In the ‘Great Game’ played by the world’s great powers, both Modi and India are late entrants, though it will be a fair bet to say that India has “arrived” and part of the credit goes to Modi. Then again, Narendra Modi’s ascendancy on the world stage is an adjunct to Chinese President Xi Jinping setting his eyes on taking China to the role of sole superpower. History will remember Modi as a contemporary of ‘Xi the Great’, not the other way round.
Which brings us to the Modi-Putin meeting. There are always positive vibes whenever India and Russia talk. The vibes go back to the Soviet era. Even when India was non-aligned, India was a friend of the Russians. The US had chosen its ally in the subcontinent, Pakistan.
Today it’s a different world, with a declining United States and a rising China. Putin’s Russia hovers dark and deadly. The Americans can’t place Russia with any degree of surety. China, however, believes it’s got Russia’s number, so to speak. But, of the three, Russia is the only one which thinks and understands “multipolar.” As far as India is concerned, Russia has always played fair. It is important it stays that way.
Russia also leaves China to its devices so long as China does not step on Russia’s toes. But to India’s chagrin, Russia riled India by staying aloof when India and China had their tantrums—whether it was Doklam or Galwan. Of late, Russia is also excruciatingly pro-Pakistan.
Which leaves India—the “emerging power”—angling to be counted. India is like the salmon, swimming against the flow.
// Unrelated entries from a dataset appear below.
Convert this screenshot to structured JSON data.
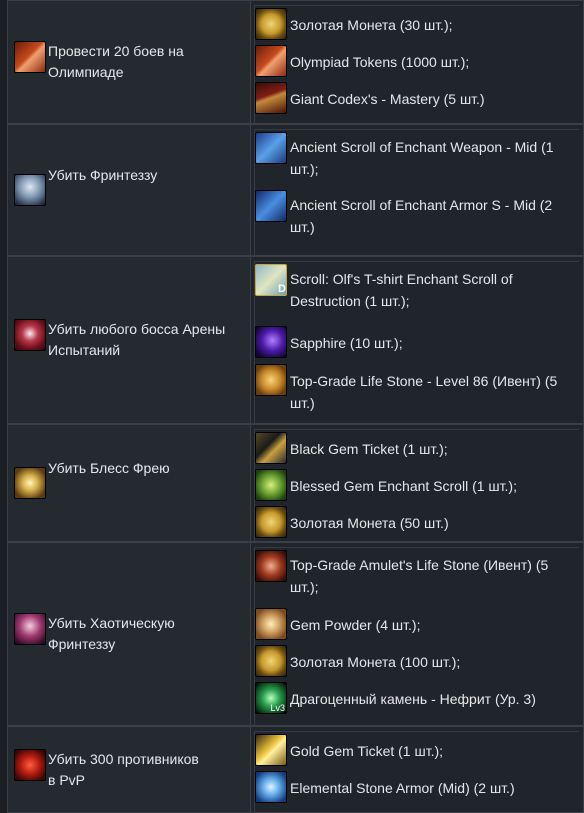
{
  "rows": [
    {
      "task": {
        "label": "Провести 20 боев на Олимпиаде",
        "icon": "olympiad-token-icon"
      },
      "rewards": [
        {
          "label": "Золотая Монета (30 шт.);",
          "icon": "gold-coin-icon"
        },
        {
          "label": "Olympiad Tokens (1000 шт.);",
          "icon": "olympiad-token-icon"
        },
        {
          "label": "Giant Codex's - Mastery (5 шт.)",
          "icon": "codex-book-icon"
        }
      ]
    },
    {
      "task": {
        "label": "Убить Фринтеззу",
        "icon": "frintezza-icon"
      },
      "rewards": [
        {
          "label": "Ancient Scroll of Enchant Weapon - Mid (1 шт.);",
          "icon": "enchant-weapon-scroll-icon"
        },
        {
          "label": "Ancient Scroll of Enchant Armor S - Mid (2 шт.)",
          "icon": "enchant-armor-scroll-icon"
        }
      ]
    },
    {
      "task": {
        "label": "Убить любого босса Арены Испытаний",
        "icon": "arena-boss-icon"
      },
      "rewards": [
        {
          "label": "Scroll: Olf's T-shirt Enchant Scroll of Destruction (1 шт.);",
          "icon": "tshirt-scroll-icon",
          "badge": "D"
        },
        {
          "label": "Sapphire (10 шт.);",
          "icon": "sapphire-icon"
        },
        {
          "label": "Top-Grade Life Stone - Level 86 (Ивент) (5 шт.)",
          "icon": "life-stone-icon"
        }
      ]
    },
    {
      "task": {
        "label": "Убить Блесс Фрею",
        "icon": "freya-snowflake-icon"
      },
      "rewards": [
        {
          "label": "Black Gem Ticket (1 шт.);",
          "icon": "black-ticket-icon"
        },
        {
          "label": "Blessed Gem Enchant Scroll (1 шт.);",
          "icon": "gem-scroll-icon"
        },
        {
          "label": "Золотая Монета (50 шт.)",
          "icon": "gold-coin-icon"
        }
      ]
    },
    {
      "task": {
        "label": "Убить Хаотическую Фринтеззу",
        "icon": "chaotic-frintezza-icon"
      },
      "rewards": [
        {
          "label": "Top-Grade Amulet's Life Stone (Ивент) (5 шт.);",
          "icon": "amulet-stone-icon"
        },
        {
          "label": "Gem Powder (4 шт.);",
          "icon": "gem-powder-icon"
        },
        {
          "label": "Золотая Монета (100 шт.);",
          "icon": "gold-coin-icon"
        },
        {
          "label": "Драгоценный камень - Нефрит (Ур. 3)",
          "icon": "jade-gem-icon",
          "badge": "Lv3"
        }
      ]
    },
    {
      "task": {
        "label": "Убить 300 противников в PvP",
        "icon": "pvp-icon"
      },
      "rewards": [
        {
          "label": "Gold Gem Ticket (1 шт.);",
          "icon": "gold-ticket-icon"
        },
        {
          "label": "Elemental Stone Armor (Mid) (2 шт.)",
          "icon": "elemental-stone-icon"
        }
      ]
    }
  ]
}
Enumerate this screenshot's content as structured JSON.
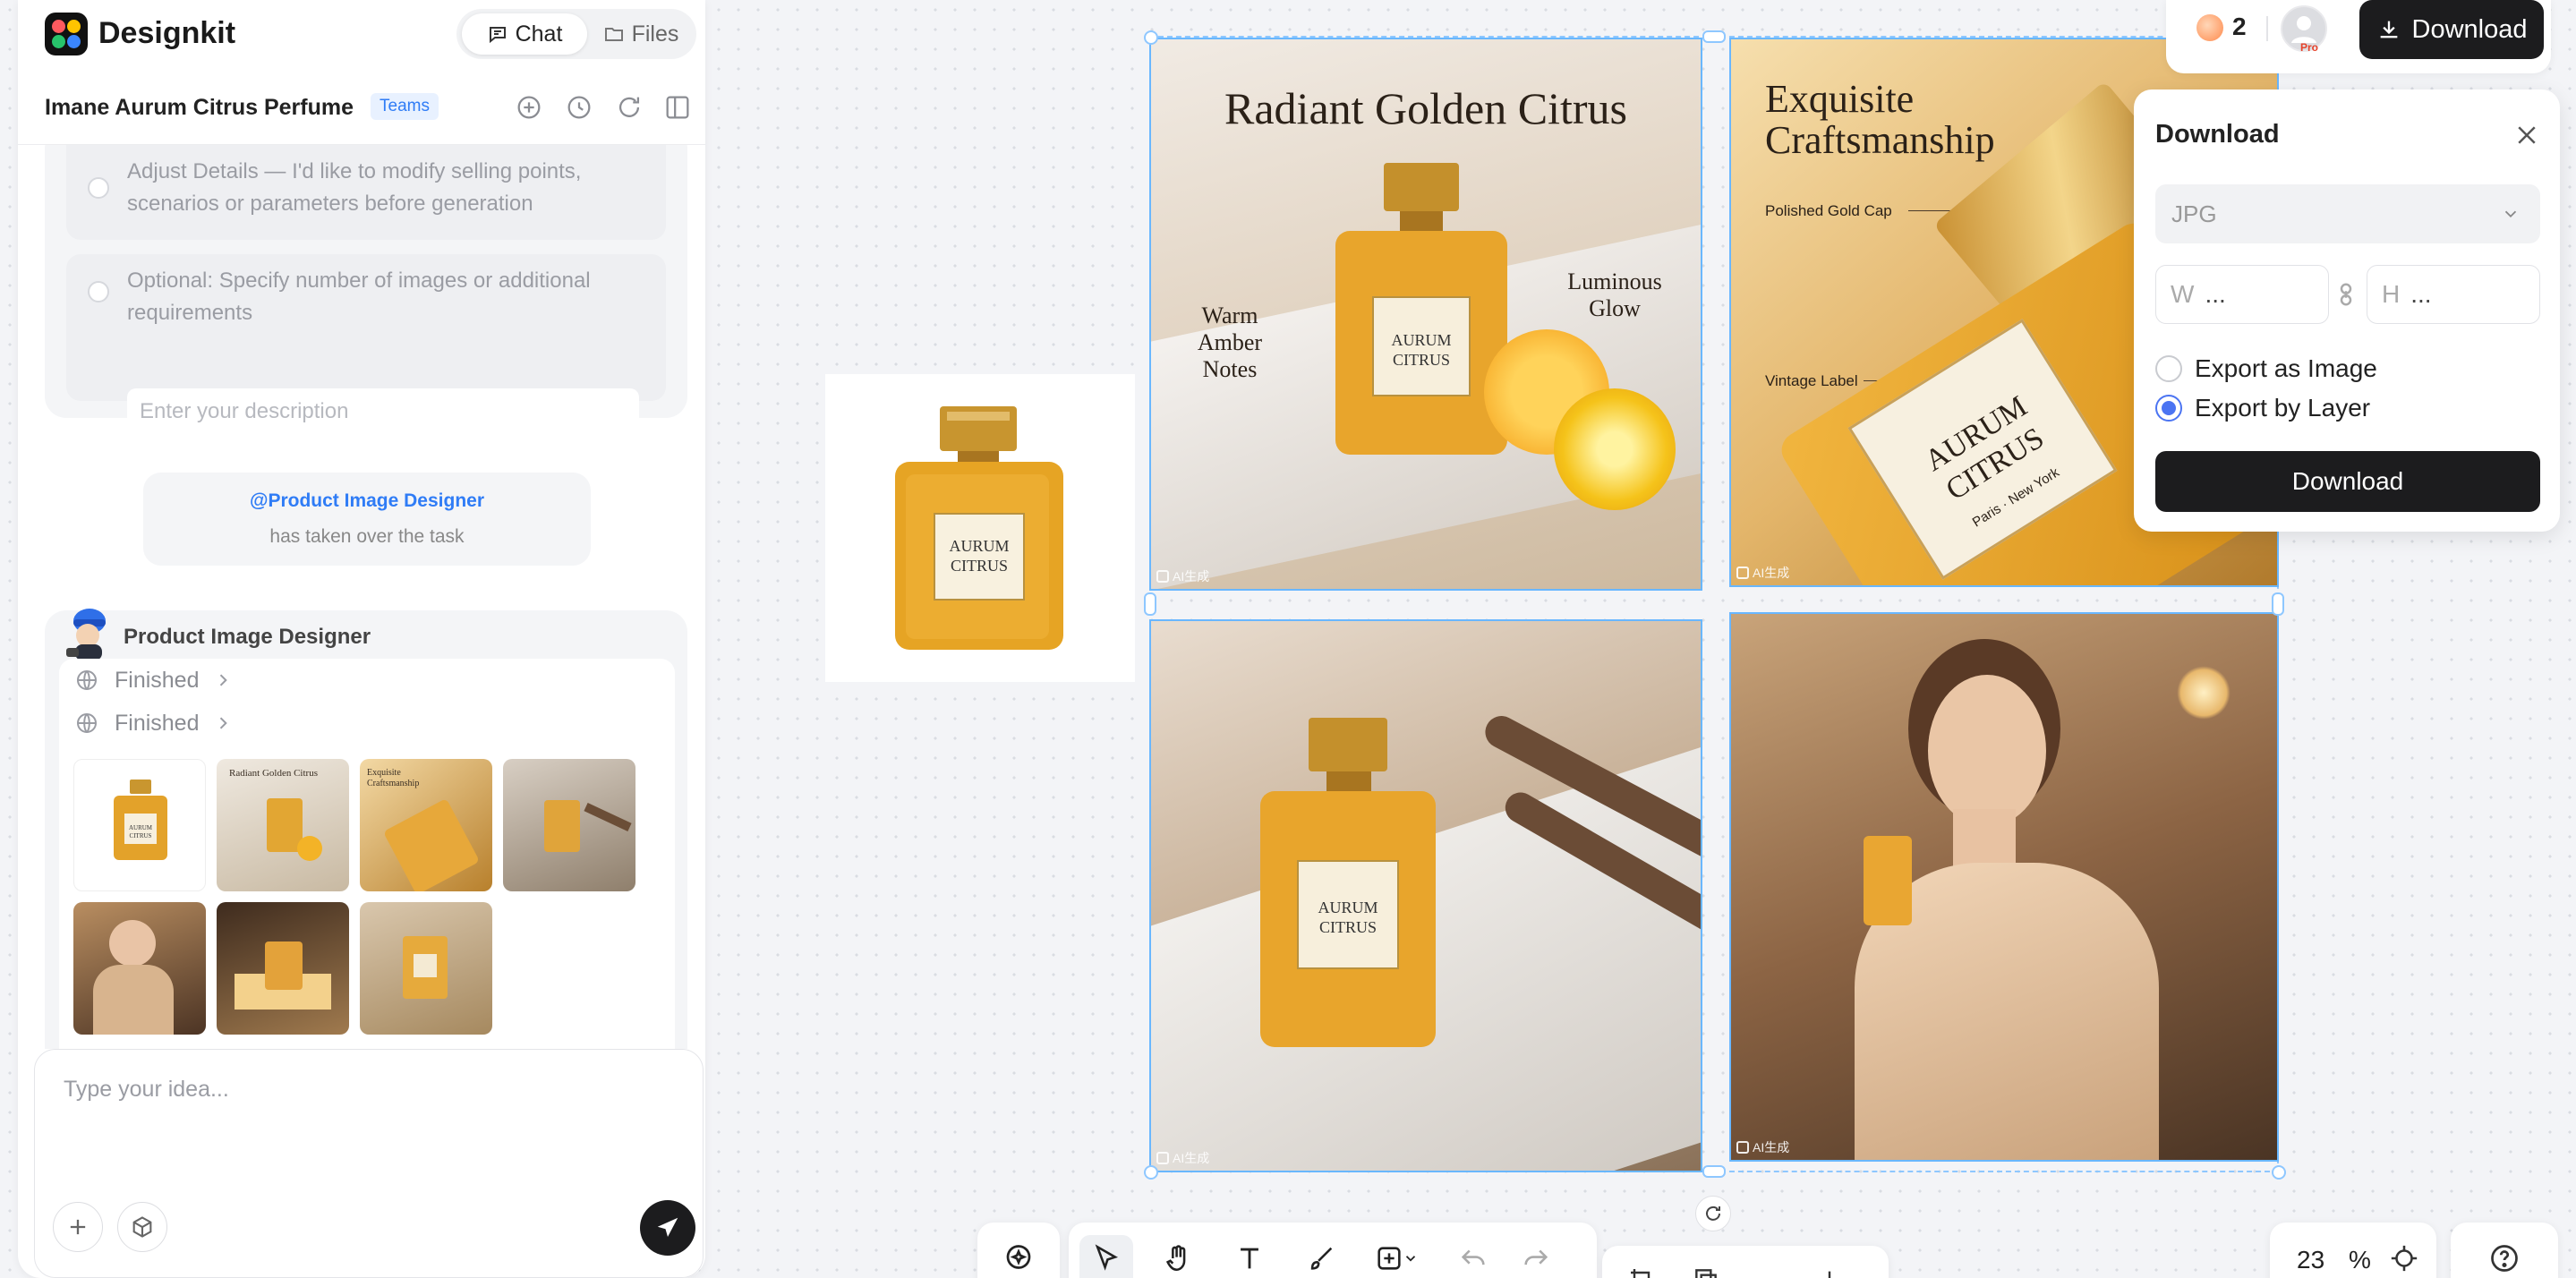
{
  "app": {
    "brand": "Designkit"
  },
  "header": {
    "tabs": [
      {
        "label": "Chat",
        "active": true
      },
      {
        "label": "Files",
        "active": false
      }
    ],
    "project_title": "Imane Aurum Citrus Perfume",
    "badge": "Teams"
  },
  "chat": {
    "options": [
      {
        "label": "Adjust Details — I'd like to modify selling points, scenarios or parameters before generation"
      },
      {
        "label": "Optional: Specify number of images or additional requirements"
      }
    ],
    "description_placeholder": "Enter your description",
    "handoff": {
      "agent": "@Product Image Designer",
      "message": "has taken over the task"
    },
    "designer": {
      "name": "Product Image Designer",
      "steps": [
        {
          "label": "Finished"
        },
        {
          "label": "Finished"
        }
      ],
      "thumbnails": [
        {
          "caption": ""
        },
        {
          "caption": "Radiant Golden Citrus"
        },
        {
          "caption": "Exquisite Craftsmanship"
        },
        {
          "caption": ""
        },
        {
          "caption": ""
        },
        {
          "caption": ""
        },
        {
          "caption": ""
        }
      ]
    },
    "composer_placeholder": "Type your idea..."
  },
  "canvas": {
    "tiles": [
      {
        "title": "Radiant Golden Citrus",
        "callouts": [
          "Warm Amber Notes",
          "Luminous Glow"
        ],
        "label": {
          "top": "AURUM",
          "bottom": "CITRUS"
        }
      },
      {
        "title": "Exquisite Craftsmanship",
        "callouts": [
          "Polished Gold Cap",
          "Vintage Label"
        ],
        "label": {
          "top": "AURUM",
          "bottom": "CITRUS",
          "sub": "Paris · New York"
        }
      },
      {
        "label": {
          "top": "AURUM",
          "bottom": "CITRUS"
        }
      },
      {}
    ],
    "product_label": {
      "top": "AURUM",
      "bottom": "CITRUS"
    },
    "ai_tag": "AI生成"
  },
  "topbar": {
    "credits": "2",
    "pro": "Pro",
    "download_label": "Download"
  },
  "download_panel": {
    "title": "Download",
    "format": "JPG",
    "width_label": "W",
    "width_value": "...",
    "height_label": "H",
    "height_value": "...",
    "export_options": [
      {
        "label": "Export as Image",
        "selected": false
      },
      {
        "label": "Export by Layer",
        "selected": true
      }
    ],
    "action_label": "Download"
  },
  "zoom": {
    "value": "23",
    "unit": "%"
  },
  "colors": {
    "accent": "#2f7cf6",
    "selection": "#69b7ff",
    "primary_dark": "#1c1c1e",
    "radio_on": "#4b74f2"
  }
}
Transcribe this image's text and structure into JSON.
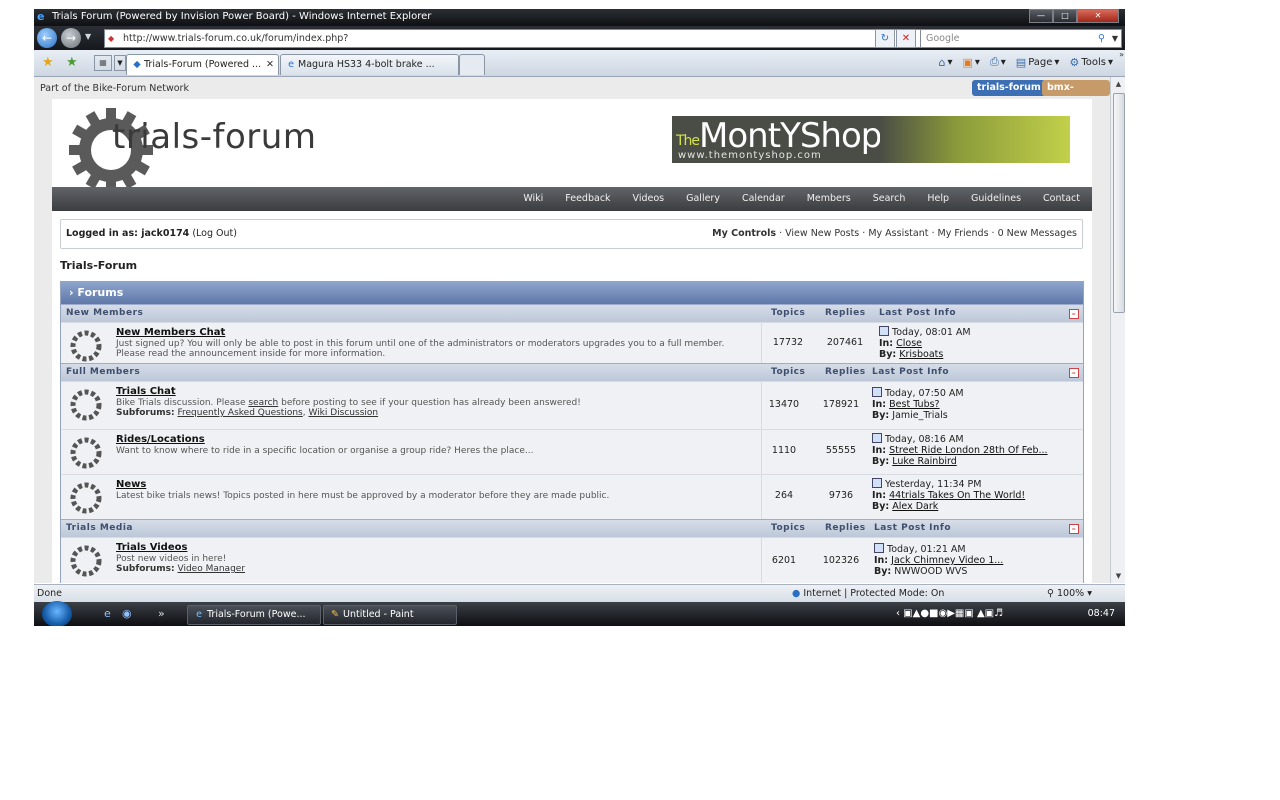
{
  "browser": {
    "window_title": "Trials Forum (Powered by Invision Power Board) - Windows Internet Explorer",
    "address": "http://www.trials-forum.co.uk/forum/index.php?",
    "search_placeholder": "Google",
    "tabs": [
      {
        "label": "Trials-Forum (Powered ...",
        "active": true
      },
      {
        "label": "Magura HS33 4-bolt brake ...",
        "active": false
      }
    ],
    "commands": {
      "page": "Page",
      "tools": "Tools"
    },
    "status_done": "Done",
    "zone": "Internet | Protected Mode: On",
    "zoom": "100%"
  },
  "site": {
    "network_text": "Part of the Bike-Forum Network",
    "network_logos": [
      "trials-forum",
      "bmx-forum"
    ],
    "logo_text": "trials-forum",
    "ad": {
      "prefix": "The",
      "name": "MontYShop",
      "url": "www.themontyshop.com"
    },
    "nav": [
      "Wiki",
      "Feedback",
      "Videos",
      "Gallery",
      "Calendar",
      "Members",
      "Search",
      "Help",
      "Guidelines",
      "Contact"
    ],
    "user": {
      "logged_in_text": "Logged in as: jack0174",
      "logout": "(Log Out)",
      "my_controls": "My Controls",
      "links": [
        "View New Posts",
        "My Assistant",
        "My Friends",
        "0 New Messages"
      ]
    },
    "breadcrumb": "Trials-Forum",
    "forums_header": "Forums",
    "col_topics": "Topics",
    "col_replies": "Replies",
    "col_last": "Last Post Info"
  },
  "categories": [
    {
      "name": "New Members",
      "forums": [
        {
          "name": "New Members Chat",
          "desc": "Just signed up? You will only be able to post in this forum until one of the administrators or moderators upgrades you to a full member. Please read the announcement inside for more information.",
          "subforums": [],
          "topics": "17732",
          "replies": "207461",
          "last_time": "Today, 08:01 AM",
          "last_in": "Close",
          "last_by": "Krisboats"
        }
      ]
    },
    {
      "name": "Full Members",
      "forums": [
        {
          "name": "Trials Chat",
          "desc_pre": "Bike Trials discussion. Please ",
          "desc_link": "search",
          "desc_post": " before posting to see if your question has already been answered!",
          "subforums_label": "Subforums:",
          "subforums": [
            "Frequently Asked Questions",
            "Wiki Discussion"
          ],
          "topics": "13470",
          "replies": "178921",
          "last_time": "Today, 07:50 AM",
          "last_in": "Best Tubs?",
          "last_by": "Jamie_Trials"
        },
        {
          "name": "Rides/Locations",
          "desc": "Want to know where to ride in a specific location or organise a group ride? Heres the place...",
          "topics": "1110",
          "replies": "55555",
          "last_time": "Today, 08:16 AM",
          "last_in": "Street Ride London 28th Of Feb...",
          "last_by": "Luke Rainbird"
        },
        {
          "name": "News",
          "desc": "Latest bike trials news! Topics posted in here must be approved by a moderator before they are made public.",
          "topics": "264",
          "replies": "9736",
          "last_time": "Yesterday, 11:34 PM",
          "last_in": "44trials Takes On The World!",
          "last_by": "Alex Dark"
        }
      ]
    },
    {
      "name": "Trials Media",
      "forums": [
        {
          "name": "Trials Videos",
          "desc": "Post new videos in here!",
          "subforums_label": "Subforums:",
          "subforums": [
            "Video Manager"
          ],
          "topics": "6201",
          "replies": "102326",
          "last_time": "Today, 01:21 AM",
          "last_in": "Jack Chimney Video 1...",
          "last_by": "NWWOOD WVS"
        }
      ]
    }
  ],
  "taskbar": {
    "buttons": [
      "Trials-Forum (Powe...",
      "Untitled - Paint"
    ],
    "clock": "08:47"
  }
}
And China has got a head start! Then again, India is in China’s neighbourhood and India is big and second only to China in population. India makes China nervous.
Doklam and Galwan—and Arunachal Pradesh, China won’t leave India alone. And then when India and the US get together, China complains that the West is trying to turn “friendly Asian neighbours” into deadly foes. There is a 50:50 chance that the China-United States rivalry will drive India into the vortex of a war-like situation.
Also, with apologies to Prime Minister Narendra Modi and External Affairs Minister S Jaishankar, India is far from being an “emerging superpower.” India’s location on the map may give India a certain placing in the ‘Great Game’ being played in Afghanistan, but India cannot afford to take risks. The bottom-line: The United States cannot be believed, China cannot be trusted—and Pakistan, in the peripheral vision, will, given the chance, stab.
Only Russia, erstwhile Soviet Union—friend and ally for decades—looks trustworthy. India and Russia the other day signed a 10-year security pact. India will soon get delivery of the S-400 systems—US sanctions be damned. And joint production of AK-203 rifles will begin soon in poll-bound Uttar Pradesh.
India’s ties with Russia have always been highlighted because of military hardware—fighter aircraft, naval ships, submarines and the aircraft carrier. India and Russia have agreements on various areas of convergence—from science & technology to space exploration. It is a “special strategic relationship” and it required both Narendra Modi and Vladimir Putin one-on-one. (IPA Service)